▸ **Work task**:
Go through the records, and copy each line in which the string "十个月等待换来" is present.
******************************
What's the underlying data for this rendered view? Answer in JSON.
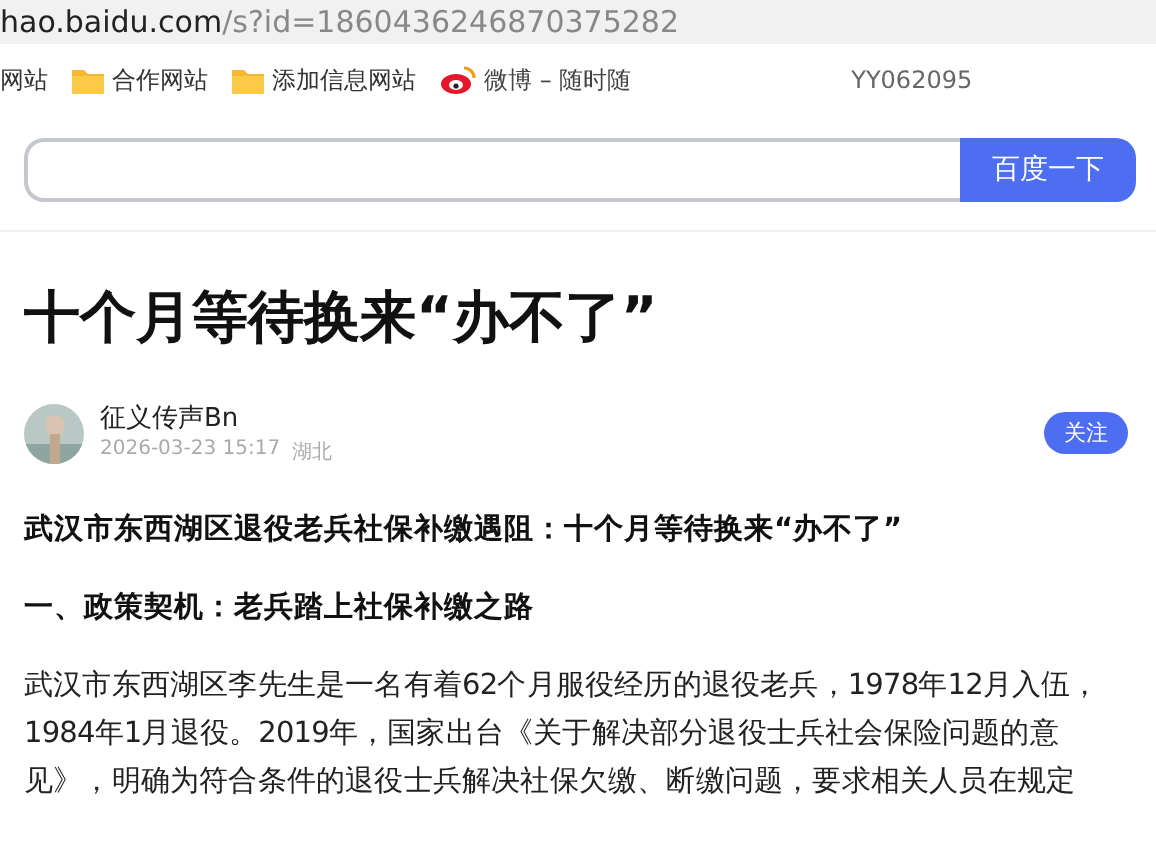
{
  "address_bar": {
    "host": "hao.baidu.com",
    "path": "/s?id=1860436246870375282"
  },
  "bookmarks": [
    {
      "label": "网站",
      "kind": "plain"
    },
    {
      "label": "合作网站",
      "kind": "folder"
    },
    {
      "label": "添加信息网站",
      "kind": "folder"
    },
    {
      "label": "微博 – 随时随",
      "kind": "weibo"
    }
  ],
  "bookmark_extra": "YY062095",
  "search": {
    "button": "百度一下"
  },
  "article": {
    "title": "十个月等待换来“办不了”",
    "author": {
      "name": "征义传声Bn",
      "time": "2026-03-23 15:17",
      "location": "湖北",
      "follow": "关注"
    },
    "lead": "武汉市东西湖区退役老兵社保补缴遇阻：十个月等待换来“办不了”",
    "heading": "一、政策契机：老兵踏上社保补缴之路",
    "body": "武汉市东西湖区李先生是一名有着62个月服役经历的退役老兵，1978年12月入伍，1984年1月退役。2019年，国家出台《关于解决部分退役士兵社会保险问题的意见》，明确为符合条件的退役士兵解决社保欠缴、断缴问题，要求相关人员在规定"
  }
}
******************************
▸ **Exercise output**:
    "title": "十个月等待换来“办不了”",
    "lead": "武汉市东西湖区退役老兵社保补缴遇阻：十个月等待换来“办不了”",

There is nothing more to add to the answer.